What is being asked. Read the listing below and copy out every line that holds "data".

Record extracts.
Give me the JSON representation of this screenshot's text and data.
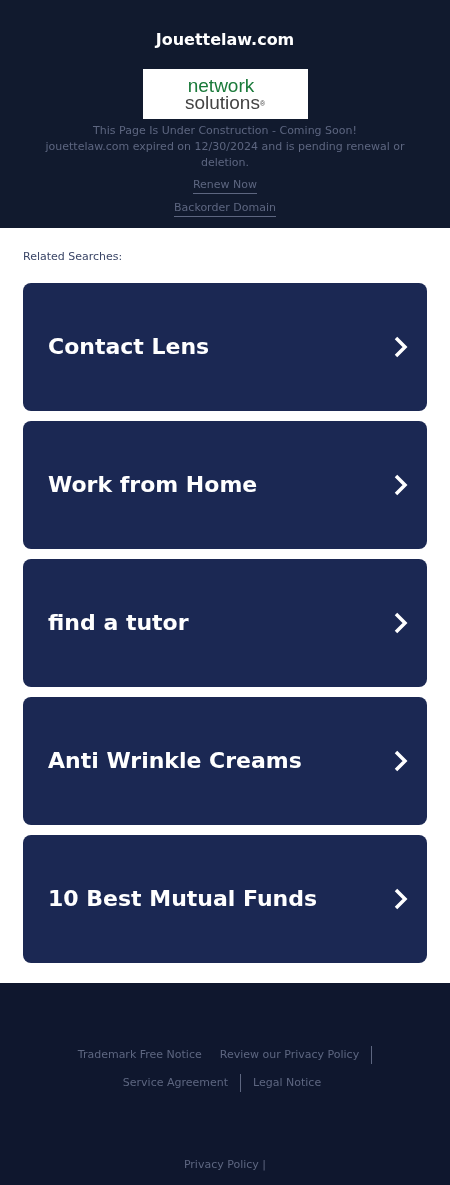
{
  "header": {
    "title": "Jouettelaw.com",
    "logo": {
      "line_1": "network",
      "line_2": "solutions",
      "mark": "®"
    },
    "notice": "This Page Is Under Construction - Coming Soon!",
    "expiry": "jouettelaw.com expired on 12/30/2024 and is pending renewal or deletion.",
    "links": [
      "Renew Now",
      "Backorder Domain"
    ]
  },
  "related": {
    "heading": "Related Searches:",
    "items": [
      {
        "label": "Contact Lens"
      },
      {
        "label": "Work from Home"
      },
      {
        "label": "find a tutor"
      },
      {
        "label": "Anti Wrinkle Creams"
      },
      {
        "label": "10 Best Mutual Funds"
      }
    ]
  },
  "footer": {
    "links": [
      {
        "label": "Trademark Free Notice",
        "divider": false
      },
      {
        "label": "Review our Privacy Policy",
        "divider": true
      },
      {
        "label": "Service Agreement",
        "divider": true
      },
      {
        "label": "Legal Notice",
        "divider": false
      }
    ],
    "bottom": "Privacy Policy |"
  }
}
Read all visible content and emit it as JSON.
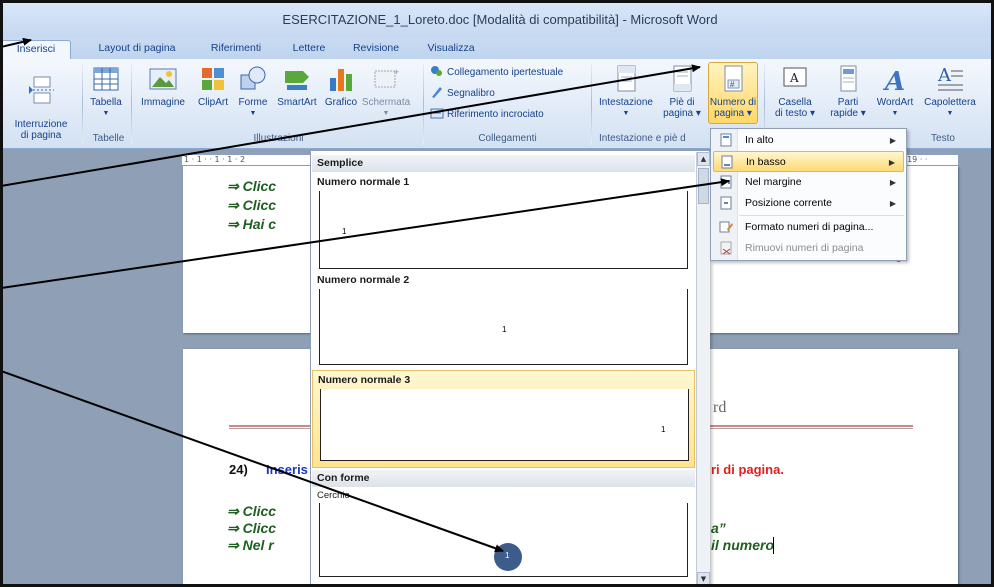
{
  "window": {
    "title": "ESERCITAZIONE_1_Loreto.doc [Modalità di compatibilità] - Microsoft Word"
  },
  "tabs": [
    {
      "label": "Inserisci",
      "active": true
    },
    {
      "label": "Layout di pagina"
    },
    {
      "label": "Riferimenti"
    },
    {
      "label": "Lettere"
    },
    {
      "label": "Revisione"
    },
    {
      "label": "Visualizza"
    }
  ],
  "ribbon": {
    "interruzione": "Interruzione\ndi pagina",
    "tabella": "Tabella",
    "immagine": "Immagine",
    "clipart": "ClipArt",
    "forme": "Forme",
    "smartart": "SmartArt",
    "grafico": "Grafico",
    "schermata": "Schermata",
    "collegamento_ipertestuale": "Collegamento ipertestuale",
    "segnalibro": "Segnalibro",
    "riferimento_incrociato": "Riferimento incrociato",
    "intestazione": "Intestazione",
    "pie_di_pagina_1": "Piè di",
    "pie_di_pagina_2": "pagina",
    "numero_di_pagina_1": "Numero di",
    "numero_di_pagina_2": "pagina",
    "casella_1": "Casella",
    "casella_2": "di testo",
    "parti_1": "Parti",
    "parti_2": "rapide",
    "wordart": "WordArt",
    "capolettera": "Capolettera",
    "groups": {
      "tabelle": "Tabelle",
      "illustrazioni": "Illustrazioni",
      "collegamenti": "Collegamenti",
      "intestazione_pie": "Intestazione e piè d",
      "testo": "Testo"
    }
  },
  "gallery": {
    "section_semplice": "Semplice",
    "section_con_forme": "Con forme",
    "items": [
      {
        "label": "Numero normale 1",
        "sample": "1"
      },
      {
        "label": "Numero normale 2",
        "sample": "1"
      },
      {
        "label": "Numero normale 3",
        "sample": "1",
        "selected": true
      },
      {
        "label": "Cerchio",
        "sample": "1"
      }
    ]
  },
  "menu": {
    "items": [
      {
        "label": "In alto",
        "submenu": true
      },
      {
        "label": "In basso",
        "submenu": true,
        "highlighted": true
      },
      {
        "label": "Nel margine",
        "submenu": true
      },
      {
        "label": "Posizione corrente",
        "submenu": true
      },
      {
        "label": "Formato numeri di pagina..."
      },
      {
        "label": "Rimuovi numeri di pagina",
        "disabled": true
      }
    ]
  },
  "ruler": {
    "left_marks": "1 · 1 ·    · 1 · 1 · 2",
    "right_marks": "· 19 · ·"
  },
  "document": {
    "page1_lines": [
      "⇒ Clicc",
      "⇒ Clicc",
      "⇒ Hai c"
    ],
    "page1_right": "0",
    "header_fragment": "rd",
    "step_number": "24)",
    "step_text_left": "Inseris",
    "step_text_right": "ri di pagina.",
    "page2_lines": [
      "⇒ Clicc",
      "⇒ Clicc",
      "⇒ Nel r"
    ],
    "page2_right_1": "a”",
    "page2_right_2": "il numero"
  },
  "colors": {
    "ribbon_accent": "#15428b",
    "highlight": "#ffd766",
    "doc_green": "#1f5f1f",
    "step_blue": "#1f35c8",
    "step_red": "#e02020",
    "circle_blue": "#3d5c8c"
  }
}
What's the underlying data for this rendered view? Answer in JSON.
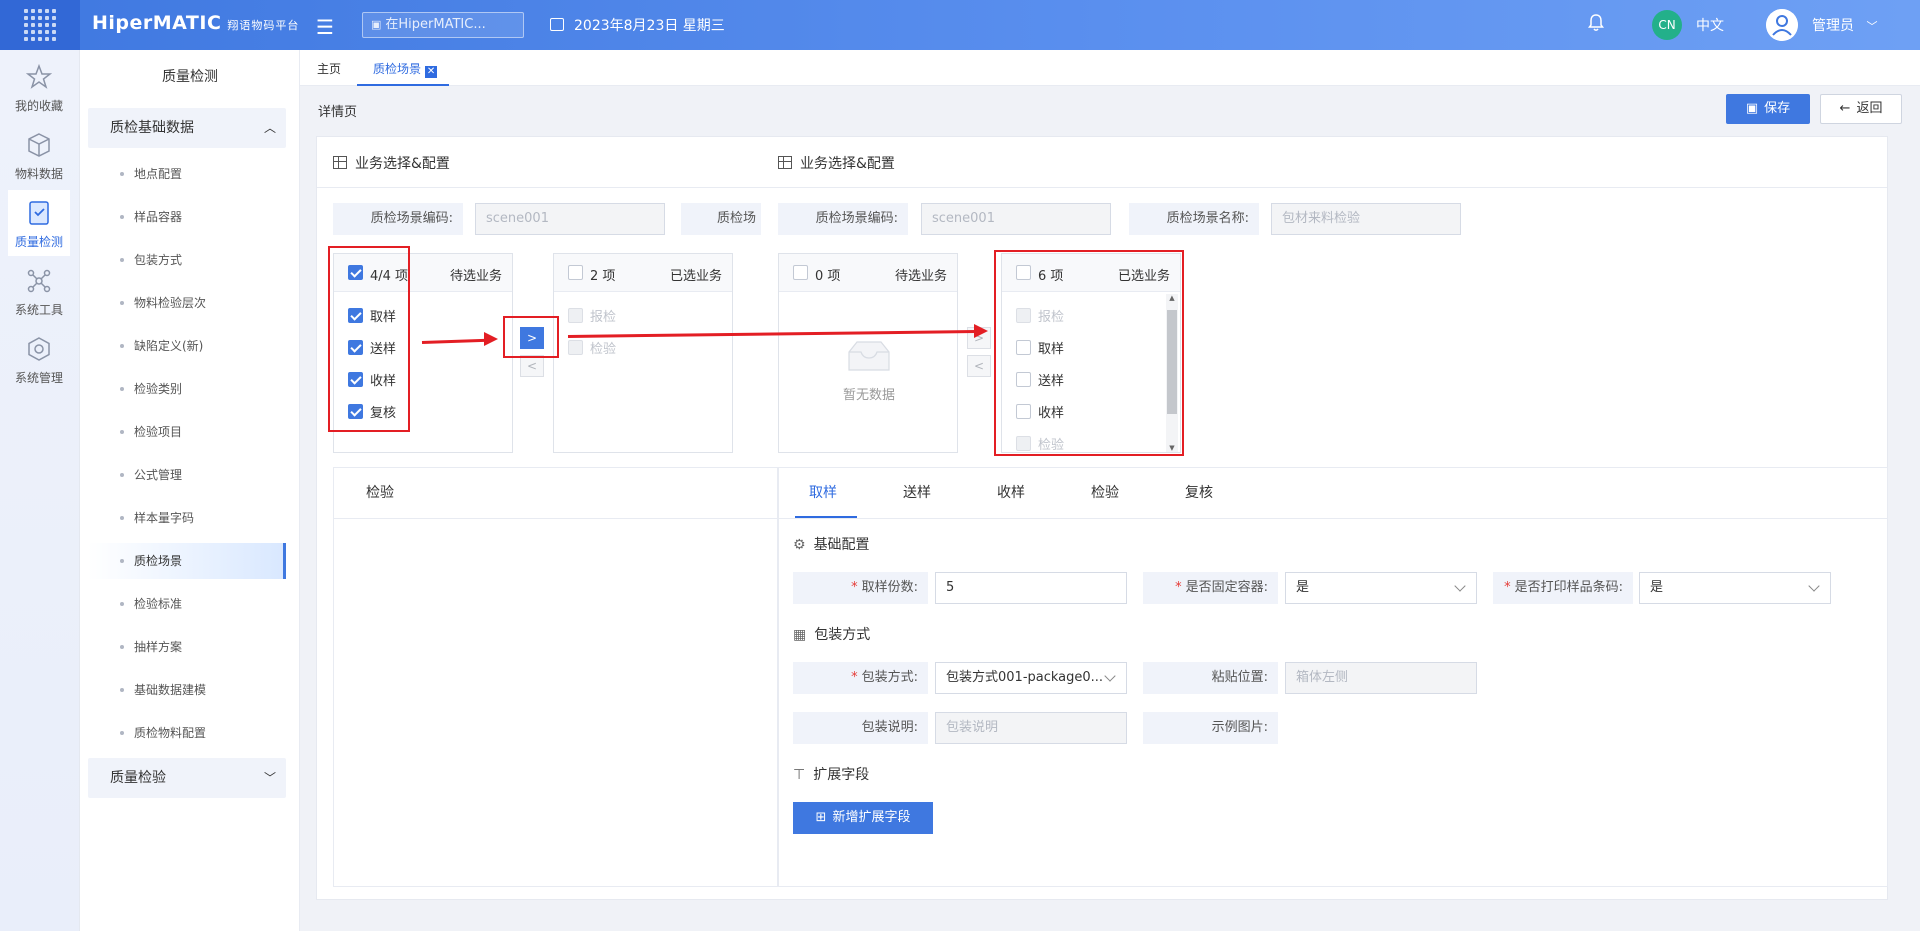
{
  "app": {
    "logo": "HiperMATIC",
    "logo_sub": "翔语物码平台",
    "search_placeholder": "在HiperMATIC...",
    "date": "2023年8月23日 星期三",
    "lang_badge": "CN",
    "lang": "中文",
    "user": "管理员"
  },
  "iconbar": [
    {
      "label": "我的收藏",
      "icon": "star-icon"
    },
    {
      "label": "物料数据",
      "icon": "cube-icon"
    },
    {
      "label": "质量检测",
      "icon": "shield-check-icon"
    },
    {
      "label": "系统工具",
      "icon": "network-icon"
    },
    {
      "label": "系统管理",
      "icon": "hex-gear-icon"
    }
  ],
  "sidebar": {
    "title": "质量检测",
    "group1": "质检基础数据",
    "items": [
      "地点配置",
      "样品容器",
      "包装方式",
      "物料检验层次",
      "缺陷定义(新)",
      "检验类别",
      "检验项目",
      "公式管理",
      "样本量字码",
      "质检场景",
      "检验标准",
      "抽样方案",
      "基础数据建模",
      "质检物料配置"
    ],
    "group2": "质量检验"
  },
  "tabs": {
    "home": "主页",
    "current": "质检场景"
  },
  "page": {
    "crumb": "详情页",
    "save": "保存",
    "back": "返回",
    "section_title": "业务选择&配置",
    "code_label": "质检场景编码:",
    "code_value": "scene001",
    "name_label": "质检场景名称:",
    "name_label_cut": "质检场",
    "name_value": "包材来料检验"
  },
  "transfer_left": {
    "source": {
      "count": "4/4 项",
      "title": "待选业务",
      "items": [
        "取样",
        "送样",
        "收样",
        "复核"
      ]
    },
    "target": {
      "count": "2 项",
      "title": "已选业务",
      "items": [
        "报检",
        "检验"
      ]
    }
  },
  "transfer_right": {
    "source": {
      "count": "0 项",
      "title": "待选业务",
      "empty": "暂无数据"
    },
    "target": {
      "count": "6 项",
      "title": "已选业务",
      "items": [
        "报检",
        "取样",
        "送样",
        "收样",
        "检验"
      ]
    }
  },
  "left_panel_tab": "检验",
  "panel_tabs": [
    "取样",
    "送样",
    "收样",
    "检验",
    "复核"
  ],
  "config": {
    "basic_title": "基础配置",
    "sample_count_label": "取样份数:",
    "sample_count_value": "5",
    "fixed_container_label": "是否固定容器:",
    "fixed_container_value": "是",
    "print_barcode_label": "是否打印样品条码:",
    "print_barcode_value": "是",
    "package_title": "包装方式",
    "package_label": "包装方式:",
    "package_value": "包装方式001-package0...",
    "stick_pos_label": "粘贴位置:",
    "stick_pos_value": "箱体左侧",
    "package_desc_label": "包装说明:",
    "package_desc_placeholder": "包装说明",
    "example_img_label": "示例图片:",
    "ext_title": "扩展字段",
    "add_ext_button": "新增扩展字段"
  },
  "colors": {
    "primary": "#3f78e0",
    "annotation": "#e31e24"
  }
}
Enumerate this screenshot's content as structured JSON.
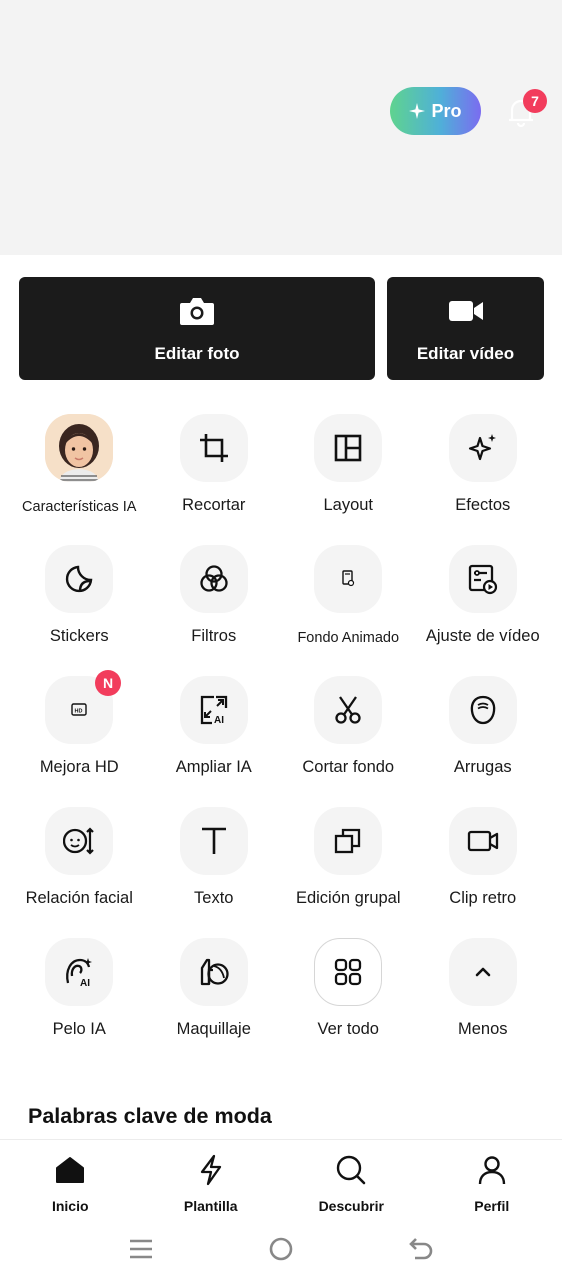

Result for this exercise.
Give me the JSON representation of this screenshot's text and data.
What's the underlying data for this rendered view? Answer in JSON.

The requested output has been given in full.